‘Communication to the Public’ in FAPL v QC Leisure and Murphy v Media Protection Services (C-403/08 and C-429/08)

Post by Enrico Bonadio On 4 October 2011 the Court of Justice of the European Union released its decision in FAPL v QC Leisure and Murphy v Media Protection Services (Joined Cases C-403/08 and C-429/08). Amongst the many aspects dealt with, the Court gave its interpretation of ‘communication to the public’ under Article 3(1) of … Continue reading

Murphy v Media Protection Services: not a clearcut victory

By Judith Townend (cross-post from Law Justice and Journalism) One view seemed to dominate last night’s  City Law School event: the implications of the ECJ judgment in combined cases FA Premier League & Ors v QC Leisure and Murphy v Media Protection Services were unclear. As Professor Lorna Woods, City Law School, wrote ahead of the event, “The long-awaited Murphy judgment … has been heralded in the … Continue reading

Football, Broadcasting and the Internal Market

Thank you to everyone who participated in the Institute for the Study of European Laws’ legal panel discussion ‘Football, Broadcasting and the Internal Market: Is a new audio-visual space in sight?’ on 11 October 2011. It proved to be a fascinating discussion of various aspects of the ECJ’s judgment in FA Premier League b QC … Continue reading

Live blog: legal discussion panel 11 October 2011

The Institute for the Study of European Laws will be hosting a legal panel discussion tonight, Tuesday 11 October at 18:00 at the City University Northampton Square campus on the ECJ’s decision of 4 October 2011 in joined cases FA Premier League v QC Leisure and Murphy v Media Protection Services. To follow the event … Continue reading

ITV v TV Catchup

Post by Prof. Lorna WoodsThe judgment in ITV Broadcasting Ltd and Ors v TV Catchup Ltd  [2011] EWHC 1874 (Pat) was handed down on 18 July 2011.  TV Catchup Ltd (TVC) operates an internet based live streaming service of broadcast television programmes, including films, in which the claimants own the copyright. The service provided does … Continue reading

Murphy: Can Broadcasting Copyrights Hinder the Internal Market?

There is definitely an apparent conflict between free movement principles and the territorial nature of intellectual property rights. The reason is pretty clear. On one side, the common market project pursues the scope of building an area of free trade without barriers from state to state. On the other side, instead, the protection of intellectual … Continue reading
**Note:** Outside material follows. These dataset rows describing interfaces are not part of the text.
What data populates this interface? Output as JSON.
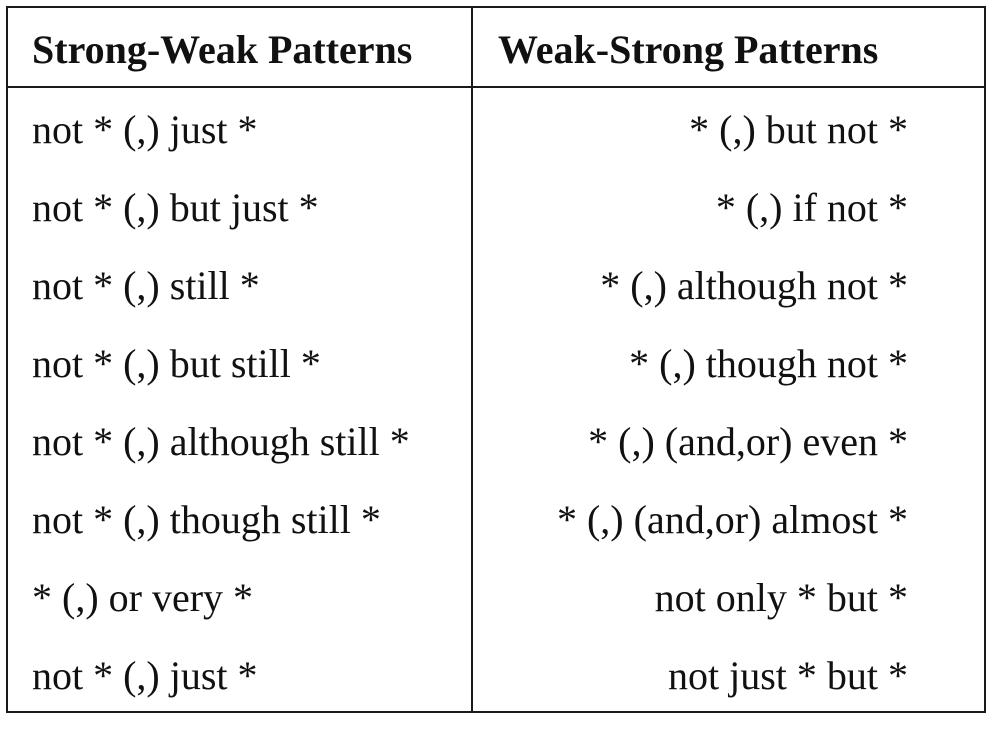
{
  "table": {
    "headers": [
      "Strong-Weak Patterns",
      "Weak-Strong Patterns"
    ],
    "strong_weak": [
      "not * (,) just *",
      "not * (,) but just *",
      "not * (,) still *",
      "not * (,) but still *",
      "not * (,) although still *",
      "not * (,) though still *",
      "* (,) or very *",
      "not * (,) just *"
    ],
    "weak_strong": [
      "* (,) but not *",
      "* (,) if not *",
      "* (,) although not *",
      "* (,) though not *",
      "* (,) (and,or) even *",
      "* (,) (and,or) almost *",
      "not only * but *",
      "not just * but *"
    ]
  }
}
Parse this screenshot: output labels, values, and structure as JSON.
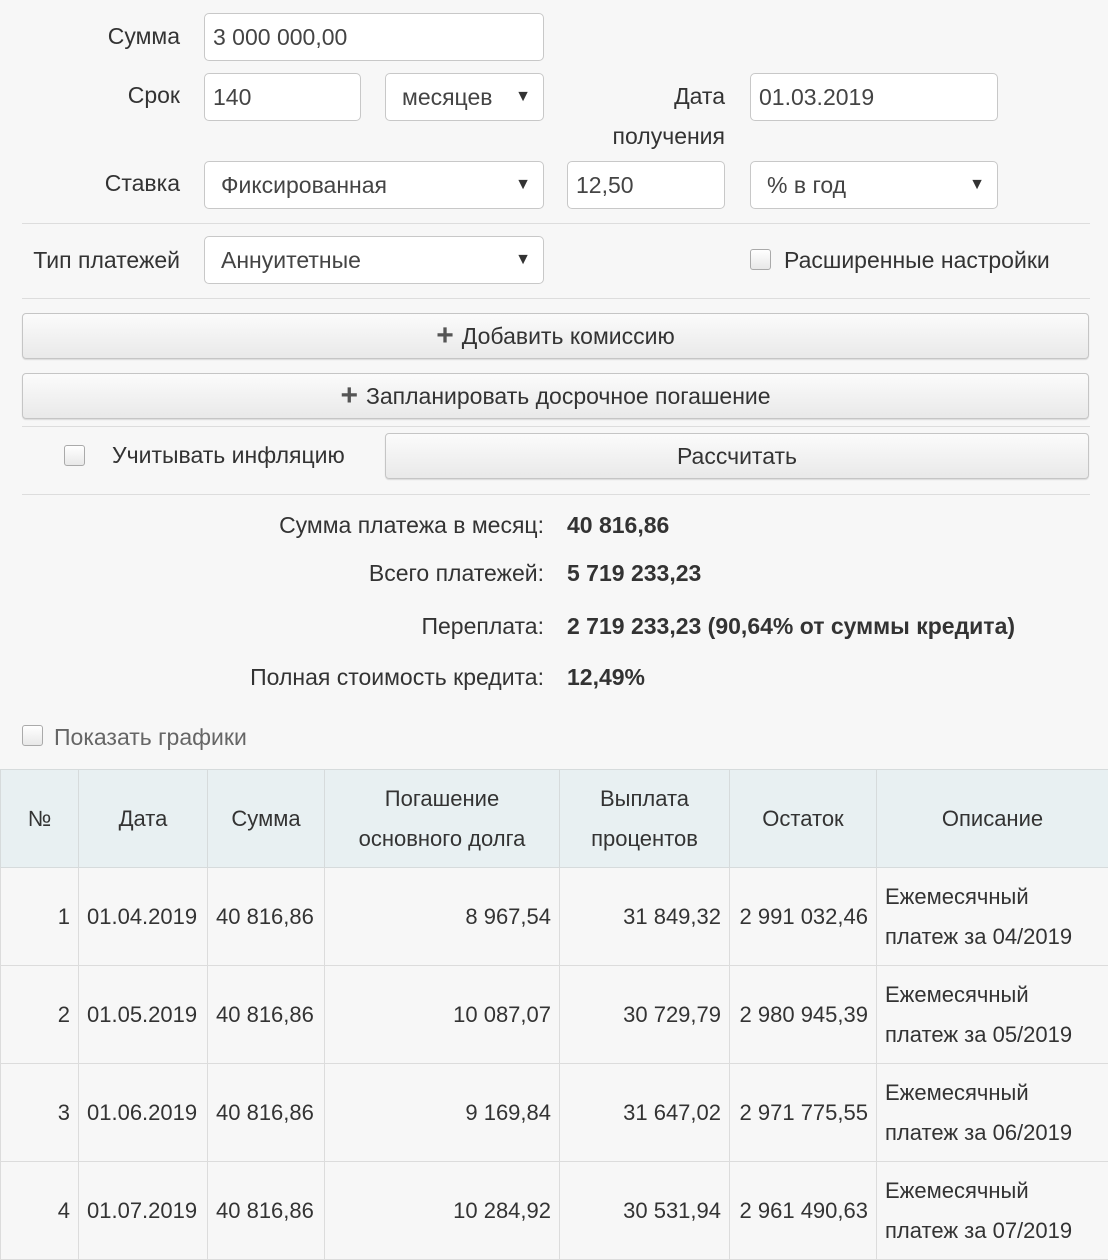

More commentary on the AG’s Opinion

For further comment on the Advocate General’s Opinion see this post by Hugo from the 1709 blog on the potential implications of the licensing of rights across Europe. Another interesting post can be found on the IPKat blog which includes the English Premier League’s response to the Advocate General’s Opinion. UPDATE: For a detailed commentary … Continue reading

“Communication to the Public” in Murphy

Post by Dr Enrico Bonadio The Opinion released on 3 February 2011 by the Advocate General in Murphy (Joined Cases C-403/08 and C-429/08) also covers the communication to the public right. The AG Professor Juliane Kokott held that the showing of Premier League live matches in pubs does not constitute communication to the public under … Continue reading

Trans-Atlantic Lessons from the EU Challenge to Exclusive Broadcast Territories: Guest Post by Prof. Stephen F. Ross

Stephen F. Ross is Professor of Law and Director of the Institute for Sports Law, Policy and Research at The Pennsylvania State University, and has co-taught sports business courses at the City University London’s Cass Business School. If followed by the ECJ, the Advocate General’s Opinion will bring renewed attention in both Europe and the … Continue reading

Football Economics: Guest Post by Prof. Stefan Szymanski

Stefan Szymanski is Professor of Economics and Director of the Sports Business Network Research Centre at the Cass Business School. Once again football’s “specificity” has taken the field against the EU’s single market, and once again it appears to have lost. Just as with the Bosman ruling, the Advocate General’s opinion makes clear that the … Continue reading